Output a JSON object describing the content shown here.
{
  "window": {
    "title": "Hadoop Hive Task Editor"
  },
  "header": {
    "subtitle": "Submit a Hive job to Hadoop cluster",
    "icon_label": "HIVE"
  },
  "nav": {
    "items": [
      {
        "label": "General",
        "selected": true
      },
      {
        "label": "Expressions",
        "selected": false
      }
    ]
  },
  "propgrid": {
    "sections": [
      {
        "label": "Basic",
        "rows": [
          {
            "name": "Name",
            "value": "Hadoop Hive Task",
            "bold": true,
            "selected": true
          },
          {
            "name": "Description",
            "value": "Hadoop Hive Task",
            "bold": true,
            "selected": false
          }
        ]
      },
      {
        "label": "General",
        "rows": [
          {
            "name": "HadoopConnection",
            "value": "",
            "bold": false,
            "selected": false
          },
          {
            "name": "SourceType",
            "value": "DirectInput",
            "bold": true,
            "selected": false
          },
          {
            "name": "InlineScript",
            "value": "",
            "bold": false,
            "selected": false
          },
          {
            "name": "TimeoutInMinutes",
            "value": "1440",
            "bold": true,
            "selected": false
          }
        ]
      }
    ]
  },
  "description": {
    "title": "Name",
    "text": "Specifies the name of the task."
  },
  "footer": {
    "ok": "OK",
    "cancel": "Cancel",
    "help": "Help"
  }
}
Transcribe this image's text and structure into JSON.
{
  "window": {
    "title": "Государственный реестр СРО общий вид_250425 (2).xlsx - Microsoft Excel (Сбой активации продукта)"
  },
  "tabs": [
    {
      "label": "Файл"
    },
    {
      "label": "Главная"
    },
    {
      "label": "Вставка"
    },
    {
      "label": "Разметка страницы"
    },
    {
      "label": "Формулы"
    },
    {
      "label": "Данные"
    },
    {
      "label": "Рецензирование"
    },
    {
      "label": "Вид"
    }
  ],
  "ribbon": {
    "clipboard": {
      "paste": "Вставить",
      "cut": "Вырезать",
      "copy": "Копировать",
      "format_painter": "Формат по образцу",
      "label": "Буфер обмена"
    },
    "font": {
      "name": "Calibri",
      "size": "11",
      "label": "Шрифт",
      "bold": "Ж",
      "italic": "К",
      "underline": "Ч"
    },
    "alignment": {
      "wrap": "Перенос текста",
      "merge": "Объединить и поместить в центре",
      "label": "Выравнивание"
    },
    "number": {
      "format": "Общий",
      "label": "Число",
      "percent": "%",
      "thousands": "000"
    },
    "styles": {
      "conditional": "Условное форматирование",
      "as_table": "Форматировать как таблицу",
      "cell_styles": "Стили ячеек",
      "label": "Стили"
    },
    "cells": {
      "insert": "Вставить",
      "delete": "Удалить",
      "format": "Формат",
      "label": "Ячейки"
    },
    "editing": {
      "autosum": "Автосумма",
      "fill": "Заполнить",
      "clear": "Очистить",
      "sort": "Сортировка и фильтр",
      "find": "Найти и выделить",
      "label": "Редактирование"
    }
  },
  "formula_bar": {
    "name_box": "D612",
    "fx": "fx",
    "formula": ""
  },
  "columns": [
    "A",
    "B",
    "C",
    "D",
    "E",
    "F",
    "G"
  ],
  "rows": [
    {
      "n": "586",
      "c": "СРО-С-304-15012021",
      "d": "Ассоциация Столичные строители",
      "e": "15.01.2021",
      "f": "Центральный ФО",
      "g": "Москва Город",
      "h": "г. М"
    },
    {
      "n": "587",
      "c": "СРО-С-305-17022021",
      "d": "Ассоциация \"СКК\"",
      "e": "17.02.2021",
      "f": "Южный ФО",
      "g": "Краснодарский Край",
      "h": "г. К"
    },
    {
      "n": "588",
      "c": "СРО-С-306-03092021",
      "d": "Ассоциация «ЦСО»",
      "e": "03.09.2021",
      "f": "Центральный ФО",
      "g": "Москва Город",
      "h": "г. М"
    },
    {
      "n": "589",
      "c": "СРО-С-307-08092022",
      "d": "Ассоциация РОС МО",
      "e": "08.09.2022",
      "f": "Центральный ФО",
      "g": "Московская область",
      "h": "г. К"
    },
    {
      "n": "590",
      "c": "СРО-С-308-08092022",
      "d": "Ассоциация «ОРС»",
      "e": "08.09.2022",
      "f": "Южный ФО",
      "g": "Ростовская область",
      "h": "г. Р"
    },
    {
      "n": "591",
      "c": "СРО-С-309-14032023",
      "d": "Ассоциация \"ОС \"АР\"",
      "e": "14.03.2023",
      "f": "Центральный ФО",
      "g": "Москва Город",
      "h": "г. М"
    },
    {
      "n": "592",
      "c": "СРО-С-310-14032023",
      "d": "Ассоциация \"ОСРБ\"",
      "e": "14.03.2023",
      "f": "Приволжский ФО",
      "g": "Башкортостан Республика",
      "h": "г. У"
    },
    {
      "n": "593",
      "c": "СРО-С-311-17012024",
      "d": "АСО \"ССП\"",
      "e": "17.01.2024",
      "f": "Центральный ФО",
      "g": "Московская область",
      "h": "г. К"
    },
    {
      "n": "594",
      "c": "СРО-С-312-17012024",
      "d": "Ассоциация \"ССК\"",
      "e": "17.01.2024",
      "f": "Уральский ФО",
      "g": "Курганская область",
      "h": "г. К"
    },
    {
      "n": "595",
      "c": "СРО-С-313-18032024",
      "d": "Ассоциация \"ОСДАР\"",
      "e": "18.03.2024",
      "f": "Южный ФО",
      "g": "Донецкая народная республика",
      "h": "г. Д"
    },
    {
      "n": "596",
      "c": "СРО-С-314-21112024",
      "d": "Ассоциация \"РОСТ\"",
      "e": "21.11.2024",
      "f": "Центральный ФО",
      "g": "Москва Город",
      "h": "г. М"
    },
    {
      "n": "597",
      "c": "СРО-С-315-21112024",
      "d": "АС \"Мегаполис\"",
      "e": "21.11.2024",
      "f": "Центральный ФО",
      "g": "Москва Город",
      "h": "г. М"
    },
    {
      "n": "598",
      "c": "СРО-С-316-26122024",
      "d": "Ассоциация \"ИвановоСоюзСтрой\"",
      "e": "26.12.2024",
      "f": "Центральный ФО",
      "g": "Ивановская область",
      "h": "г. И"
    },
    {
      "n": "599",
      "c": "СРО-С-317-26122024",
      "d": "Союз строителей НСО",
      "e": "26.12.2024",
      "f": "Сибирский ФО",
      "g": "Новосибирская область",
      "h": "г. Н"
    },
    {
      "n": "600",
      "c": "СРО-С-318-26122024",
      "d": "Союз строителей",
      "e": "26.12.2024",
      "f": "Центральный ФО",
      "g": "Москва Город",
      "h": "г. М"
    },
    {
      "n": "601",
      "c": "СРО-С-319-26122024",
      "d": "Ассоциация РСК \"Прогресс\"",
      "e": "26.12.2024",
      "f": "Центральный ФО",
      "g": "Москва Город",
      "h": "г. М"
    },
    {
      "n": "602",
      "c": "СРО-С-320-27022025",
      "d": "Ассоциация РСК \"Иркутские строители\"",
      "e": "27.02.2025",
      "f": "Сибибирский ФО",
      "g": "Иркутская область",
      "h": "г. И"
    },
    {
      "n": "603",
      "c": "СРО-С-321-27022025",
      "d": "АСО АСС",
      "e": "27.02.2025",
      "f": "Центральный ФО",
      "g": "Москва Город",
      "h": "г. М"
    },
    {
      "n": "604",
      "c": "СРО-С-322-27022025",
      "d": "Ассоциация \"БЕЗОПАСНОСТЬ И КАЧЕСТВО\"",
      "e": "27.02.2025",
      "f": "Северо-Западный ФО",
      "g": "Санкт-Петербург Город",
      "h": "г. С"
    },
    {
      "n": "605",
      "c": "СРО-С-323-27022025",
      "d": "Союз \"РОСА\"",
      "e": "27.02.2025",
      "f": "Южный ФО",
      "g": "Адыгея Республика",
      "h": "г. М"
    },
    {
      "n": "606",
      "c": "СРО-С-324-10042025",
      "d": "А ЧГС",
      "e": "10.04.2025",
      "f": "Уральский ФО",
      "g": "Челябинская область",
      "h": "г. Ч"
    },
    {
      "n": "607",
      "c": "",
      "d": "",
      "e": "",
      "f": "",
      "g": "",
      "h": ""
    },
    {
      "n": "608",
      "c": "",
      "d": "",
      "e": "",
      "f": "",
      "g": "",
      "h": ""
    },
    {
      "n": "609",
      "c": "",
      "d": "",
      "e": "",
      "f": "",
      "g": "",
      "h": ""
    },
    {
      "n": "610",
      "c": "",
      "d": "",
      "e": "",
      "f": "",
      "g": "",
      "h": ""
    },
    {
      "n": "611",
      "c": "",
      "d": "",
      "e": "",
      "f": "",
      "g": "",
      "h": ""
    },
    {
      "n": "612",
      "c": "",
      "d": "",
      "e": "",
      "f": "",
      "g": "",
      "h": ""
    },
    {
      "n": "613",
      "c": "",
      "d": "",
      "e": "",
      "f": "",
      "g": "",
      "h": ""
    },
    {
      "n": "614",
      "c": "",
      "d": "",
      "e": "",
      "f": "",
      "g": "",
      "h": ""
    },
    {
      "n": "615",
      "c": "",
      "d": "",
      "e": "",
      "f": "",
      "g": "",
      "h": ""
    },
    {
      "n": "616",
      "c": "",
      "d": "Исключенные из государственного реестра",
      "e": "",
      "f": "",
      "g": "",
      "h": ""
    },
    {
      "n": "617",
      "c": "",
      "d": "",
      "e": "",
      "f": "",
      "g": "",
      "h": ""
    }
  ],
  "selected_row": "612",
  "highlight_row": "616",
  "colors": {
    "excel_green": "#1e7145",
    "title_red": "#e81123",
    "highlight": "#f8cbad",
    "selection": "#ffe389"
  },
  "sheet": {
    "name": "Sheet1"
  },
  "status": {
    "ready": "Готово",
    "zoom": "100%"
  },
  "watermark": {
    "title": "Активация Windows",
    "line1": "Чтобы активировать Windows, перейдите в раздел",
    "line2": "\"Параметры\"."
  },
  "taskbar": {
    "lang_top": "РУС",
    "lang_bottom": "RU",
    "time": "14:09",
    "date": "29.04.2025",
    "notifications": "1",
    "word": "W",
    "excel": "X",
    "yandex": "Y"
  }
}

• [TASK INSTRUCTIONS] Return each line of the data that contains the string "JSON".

• [WRITTEN REPLY]
Output a JSON object describing the content shown here.
Transcribe this image's text and structure into JSON.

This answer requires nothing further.